While I was in Cape Town, South Africa I spent a month hanging out with an organization called CHOSA (Children of South Africa). One of my projects with them was this photo story which they’ve been able to use for their fundraising.
The Children’s Committee was started by community members who saw a pressing need for low-cost, quality childcare. Since its founding, the residents of QQ Section, have continued to devote their time and energy to create a better life for their community’s youngest members. CHOSA supports the committee with ongoing grants and capacity-building services. Learn more about CHOSA’s work here. The following photos tell the story of the Educare program and the children, families, and caregivers with whom CHOSA is proud to work.

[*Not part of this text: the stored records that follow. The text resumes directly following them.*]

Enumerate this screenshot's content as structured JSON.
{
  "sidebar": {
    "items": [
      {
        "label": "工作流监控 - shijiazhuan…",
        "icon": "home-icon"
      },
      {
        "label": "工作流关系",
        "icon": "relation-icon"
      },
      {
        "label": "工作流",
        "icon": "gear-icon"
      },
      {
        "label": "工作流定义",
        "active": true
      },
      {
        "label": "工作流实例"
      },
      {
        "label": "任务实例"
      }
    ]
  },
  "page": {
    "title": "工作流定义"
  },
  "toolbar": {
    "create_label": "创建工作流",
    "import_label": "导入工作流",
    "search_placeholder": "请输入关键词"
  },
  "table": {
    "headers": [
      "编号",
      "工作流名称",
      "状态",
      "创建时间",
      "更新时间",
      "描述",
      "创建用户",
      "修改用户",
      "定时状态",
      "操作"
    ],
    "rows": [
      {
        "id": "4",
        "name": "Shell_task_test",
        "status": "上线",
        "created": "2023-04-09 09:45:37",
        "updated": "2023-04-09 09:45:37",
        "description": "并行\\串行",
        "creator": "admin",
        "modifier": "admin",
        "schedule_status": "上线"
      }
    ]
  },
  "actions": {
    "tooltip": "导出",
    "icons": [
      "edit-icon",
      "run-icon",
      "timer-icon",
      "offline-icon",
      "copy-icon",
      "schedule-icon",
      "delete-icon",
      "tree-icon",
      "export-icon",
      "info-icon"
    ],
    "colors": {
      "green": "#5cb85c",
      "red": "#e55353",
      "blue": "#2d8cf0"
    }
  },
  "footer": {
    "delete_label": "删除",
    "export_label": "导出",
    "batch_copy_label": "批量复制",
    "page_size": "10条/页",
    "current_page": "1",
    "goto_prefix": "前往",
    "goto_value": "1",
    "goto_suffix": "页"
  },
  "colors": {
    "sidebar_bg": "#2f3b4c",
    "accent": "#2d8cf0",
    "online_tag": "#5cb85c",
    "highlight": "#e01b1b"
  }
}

Children in South Africa spend long days at the Educare. They arrive between five and six in the morning and the last children are picked up between five and six in the evening. These four are the last children from Grade R (Kindergarten) waiting to go home on a recent Friday afternoon.
Just like other children around the world, the kids at QQ Community Educare are always delighted to see their parents at the end of the day.
Nokakuthwani is the mother of Kaiser who just began attending the educare in January 2014. She loves the educare because she can tell how sincerely dedicated and loving the teachers are.
Visiting the Fihlani family confirmed the community-oriented mindset that much of QQ Section shack settlement is known for. The father in this family stopped working on his neighbor’s house for only a few minutes to pose for this photo before he went back to work. Four year-old Ivile also had to be tracked down as she was busy playing with the neighbors’ children. This family exhibited a contentment that would surprise many.
Jobs are scarce for many people living in the township. “Mama kaMbali”, mother of Mbali, has been in and out of different jobs for most of her life. QQ Section Community Educare’s low monthly tuition takes some of the stress away from of her joblessness. Monthly, most educares cost between R250 (~25USD) and R500 (~$50USD), QQ Section’s tuition is only R90 (~$9USD) for children aged 3-6 and R120 (~$120USD) for children aged 0-2.
Nomalizo has worked at QQ Section Community Educare since 2012 and she also serves as an elected committee member for the community. She says that her love for the kids makes the hard work completely worth it.
One of the ways that QQ Section Community Educare is different from other educares is that all children receive cooked breakfasts and lunches. Most educares require parents to either pack a lunch for their kids or to pay extra for meals. Providing the children with the same meals means that they are all equally equipped to learn and play during the day.
Nomalizo’s son Yama was in the first class to graduate from QQ Section Community Educare in 2009. He is now in the 5th grade.
Here, Nokwandisa is standing in the doorway to the pre-school where the 60 students arrive and leave the educare everyday. She has four children of her own and this is her first job ever at the age of 42.
Andile serves on the Children’s Committee as a talented manager of finances. He is studying accounting at a nearby college. Even though he does not have any children at the educare, Andile plans to stay involved with the QQ Section community for a long time.
Andile and Nokwandisa review the educare’s finances as they prepare for a committee meeting. The children’s committee meets together every Wednesday to make decisions as a group.
All QQ Section parents are invited to a meeting each quarter to review finances and elect new committee members. Salaries, tuition and food costs are just some components of the budget. Four new committee members were elected at this meeting for the positions of Organizer, Vice-Chairperson, Secretary and Vice-Secretary.